Goal of the exercise. Each record beneath this line should be returned exactly as it is.

Provided records.
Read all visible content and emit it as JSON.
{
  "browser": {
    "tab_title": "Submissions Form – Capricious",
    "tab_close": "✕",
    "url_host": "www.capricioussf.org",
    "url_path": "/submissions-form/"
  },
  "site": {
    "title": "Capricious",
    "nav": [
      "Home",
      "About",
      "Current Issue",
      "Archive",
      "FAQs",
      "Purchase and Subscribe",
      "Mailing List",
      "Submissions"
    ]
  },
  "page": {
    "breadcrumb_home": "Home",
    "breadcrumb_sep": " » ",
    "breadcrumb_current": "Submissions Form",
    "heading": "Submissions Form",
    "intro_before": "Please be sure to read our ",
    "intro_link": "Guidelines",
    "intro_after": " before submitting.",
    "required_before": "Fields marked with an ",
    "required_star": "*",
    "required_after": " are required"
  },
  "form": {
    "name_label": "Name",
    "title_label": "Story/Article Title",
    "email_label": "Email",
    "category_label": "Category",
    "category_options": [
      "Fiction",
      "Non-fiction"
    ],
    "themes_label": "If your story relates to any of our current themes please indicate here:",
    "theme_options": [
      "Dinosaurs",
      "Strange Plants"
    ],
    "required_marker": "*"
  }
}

Written solution.
Read all visible content and emit it as JSON.
{
  "browser": {
    "tab_title": "Submissions Form – Capricious",
    "tab_close": "✕",
    "url_host": "www.capricioussf.org",
    "url_path": "/submissions-form/"
  },
  "site": {
    "title": "Capricious",
    "nav": [
      "Home",
      "About",
      "Current Issue",
      "Archive",
      "FAQs",
      "Purchase and Subscribe",
      "Mailing List",
      "Submissions"
    ]
  },
  "page": {
    "breadcrumb_home": "Home",
    "breadcrumb_sep": " » ",
    "breadcrumb_current": "Submissions Form",
    "heading": "Submissions Form",
    "intro_before": "Please be sure to read our ",
    "intro_link": "Guidelines",
    "intro_after": " before submitting.",
    "required_before": "Fields marked with an ",
    "required_star": "*",
    "required_after": " are required"
  },
  "form": {
    "name_label": "Name",
    "title_label": "Story/Article Title",
    "email_label": "Email",
    "category_label": "Category",
    "category_options": [
      "Fiction",
      "Non-fiction"
    ],
    "themes_label": "If your story relates to any of our current themes please indicate here:",
    "theme_options": [
      "Dinosaurs",
      "Strange Plants"
    ],
    "required_marker": "*"
  }
}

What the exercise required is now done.